In Blog

Improve Communities, One Investment at A Time

Asset based loans.
Fix and flip loans.
Short term buy-to-rent loans.
Bridge loans.
Real estate backed loans.
Private money loans.
Hard money loans.

I call them “Community Improvement Loans.”

This asset class has been called a lot of things. Most of the names aren’t that flattering and some are even somewhat disparaging. But I like to think of these assets as “Community Improvement Loans.”

If you think about what these loans accomplish, that name makes a lot of sense. The borrowers are typically real estate entrepreneurs who find the worst properties in a neighborhood and turn them into some of the nicer properties in a short period of time. These entrepreneurs typically focus on familiar areas, hire local people to complete the work, buy supplies from nearby businesses and, ultimately, improve the neighborhood, one house at a time. When that’s repeated several times, it can lift up entire communities.

Real Estate Entrepreneurship and The American Dream

I saw first hand when I went to visit Christian Fuentes in Pomona, California (he’s a borrower through Golden Capital) how this process can lift up a community. Mr. Fuentes has made community improvement his mission. As he points out, there isn’t a government program inserting itself to better these homes. He’s just one of thousands of business people trying to make a difference locally, which at scale, has a national impact.

“Reality TV” doesn’t do this space any favors. Sure, community lending like this is not purely altruistic. These entrepreneurs are trying to make a living and want to turn a profit. But the ones who do it responsibly, and have the right experience, contribute to the U.S. housing market in a way that can benefit everyone involved.

To me, this is capitalism at its best and it fuels the fundamental ethos of the American Dream.
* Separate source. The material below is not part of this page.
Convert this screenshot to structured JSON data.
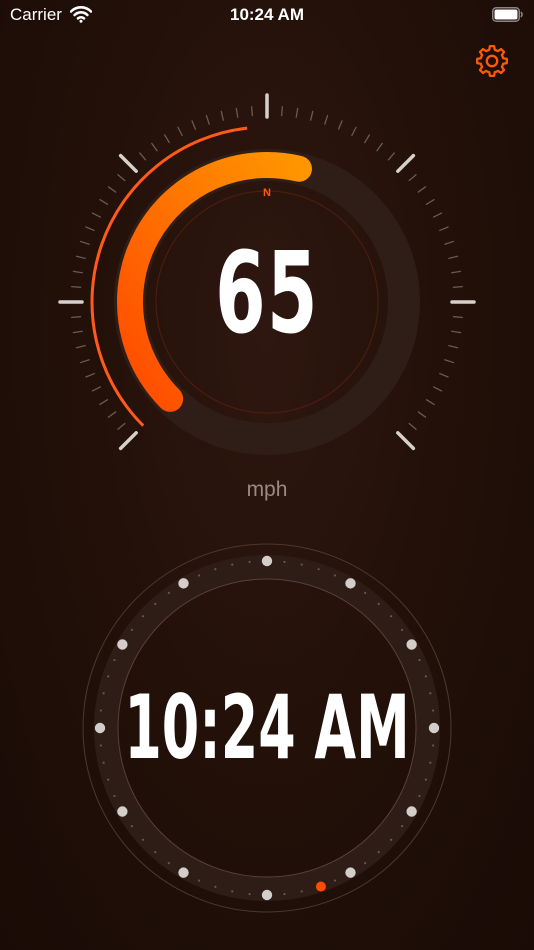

Whether you are a buyer or a renter, you want a decent place to live with your family. You also want your neighborhood to improve, not decay. Some people call this gentrification. And by definition, I guess it is: (gen·tri·fi·ca·tion: noun) the process of renovating and improving a house or district so that it conforms to middle-class taste. But it certainly beats the opposite.

Investing With A Purpose

Nationwide, the U.S. housing stock is as old as it has ever been.* The average American home is about 40 years old.** New construction has been primarily focused on suburbs, but due to availability of jobs, bustling city life and more entertainment attractions, many young people are opting to leave the white picket fences behind and move to urban centers. Upcycling houses helps remove urban blight and is much better for the environment than taking over open spaces for housing projects.

Investors in this asset class should feel good about what they are investing in. When done right, just about everything about these loans is positive. The loans remind me of Kiva loans, but focused on improving the United States, house by house, neighborhood by neighborhood, community by community. If you want to invest in American entrepreneurs, small businesses, and a brighter future for communities throughout the country, this is how.

Join PeerStreet’s Mission

PeerStreet now works with lenders in 28 states, and that number keeps growing. We’ve funded nearly 700 loans, which helps circulate more capital to real estate entrepreneurs so they can continue doing the important work they do.

I made the case for “Community Improvement Loans” on Cheddar TV earlier this month, take a look below. If you are a lender and want to partner with PeerStreet, sign up here. To understand how we evaluate our lenders, read our blog. As always, we are here to answer your questions at


*Eye On Housing: The Aging Housing Stock, The Implications of Older Housing Stock for Cities, This Old House: The Age of the U.S. Housing Stock, by Decade
**Eye On Housing: The Age of Housing Stock by State

Get started today with PeerStreet